This requires nothing less than the establishment of a dedicated taskforce with an exact mission of transformation. The primary charter is to establish a course for evolution by aligning stakeholders and decision makers around collaboration and decision-making initiatives. It’s not an overnight process. What we are talking about is retrofitting or in some cases re-architecting the foundation to compete in the years to come.
This is done through a four-step rigor that begins internally to have an impact inside and outside the organization. And, as a champion for new possibilities, everything begins with you.
- Listen – Use new media tools to listen beyond keywords and sentiment. Observe trends, insights, and opportunities to improve experiences.
- Learn – Build a procedure, with roles and responsibilities, and a path around discovery and innovation. Translate activity into actionable insights and ensure that a two-way path connects business lines and functions back to the market through direct engagement or the improvement of products and services.
- Engage – The state of businesses are no longer created, they’re co-created through shared experiences. Stakeholders, including customers and employees, must realize that you’re listening and learning. Engagement is the key to steering and shaping experiences through collaboration. Doing so invests the cultivation of a meaningful community and ultimately loyalty.
- Adapt – Customers don’t always know what they want. But, they do know what they don’t want. Everything gleaned from steps one through three reveal everything about how an organization can adapt to earn relevance as part of its everyday business practice. Processes, systems, technology, it’s all rooted in the ability to not just move and react to customer revolutions, but eventually lead them.
This is an opportunity to re-examine relationships with customers and employees to not only avert potential crises, but steer more positive engagement and experiences as part of standard business practices – a new “business as usual” if you will. It starts with listening and learning and culminates with engagement and adaptation.

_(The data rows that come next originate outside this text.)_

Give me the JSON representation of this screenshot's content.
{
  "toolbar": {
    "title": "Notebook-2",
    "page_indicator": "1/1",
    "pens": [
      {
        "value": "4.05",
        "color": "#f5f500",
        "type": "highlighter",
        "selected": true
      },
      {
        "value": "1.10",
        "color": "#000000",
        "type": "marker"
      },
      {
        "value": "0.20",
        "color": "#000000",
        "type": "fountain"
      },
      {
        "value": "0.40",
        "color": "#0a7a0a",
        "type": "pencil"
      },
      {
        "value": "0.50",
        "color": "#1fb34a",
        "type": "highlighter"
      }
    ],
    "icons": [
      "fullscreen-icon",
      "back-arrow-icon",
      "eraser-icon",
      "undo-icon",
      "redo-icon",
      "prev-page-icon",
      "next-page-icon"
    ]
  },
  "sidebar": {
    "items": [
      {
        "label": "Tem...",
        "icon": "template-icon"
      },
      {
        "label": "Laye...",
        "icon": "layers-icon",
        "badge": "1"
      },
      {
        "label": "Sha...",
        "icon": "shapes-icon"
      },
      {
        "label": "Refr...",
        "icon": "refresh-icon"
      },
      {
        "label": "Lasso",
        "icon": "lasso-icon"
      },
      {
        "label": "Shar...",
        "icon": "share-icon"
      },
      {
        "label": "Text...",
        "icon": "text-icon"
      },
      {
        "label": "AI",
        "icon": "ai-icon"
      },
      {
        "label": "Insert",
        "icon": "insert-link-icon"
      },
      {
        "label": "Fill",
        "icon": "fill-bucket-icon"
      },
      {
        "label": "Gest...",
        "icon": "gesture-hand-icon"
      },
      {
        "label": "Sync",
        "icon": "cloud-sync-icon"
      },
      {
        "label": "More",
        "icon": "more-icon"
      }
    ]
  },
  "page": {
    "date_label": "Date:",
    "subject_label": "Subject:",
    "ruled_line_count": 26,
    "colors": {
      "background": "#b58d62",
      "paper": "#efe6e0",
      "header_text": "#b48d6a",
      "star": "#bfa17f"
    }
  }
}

This is why your role is more important then ever before. Everything you know and everything you’re learning will help your business or organization mature, increase in relevance, and deliver more significant experiences. The end results are preference, increased loyalty and advocacy, and ultimately connectedness. It’s how you demonstrate the opportunity and the path forward that count for everything. This is your time…
Be sure to tune into Brian’s webinar with Citrix where he will discuss this and more on Wednesday, January 18th at 11 a.m. PST / 2 p.m. EST.
Register here: http://t.co/Sw4EqQTF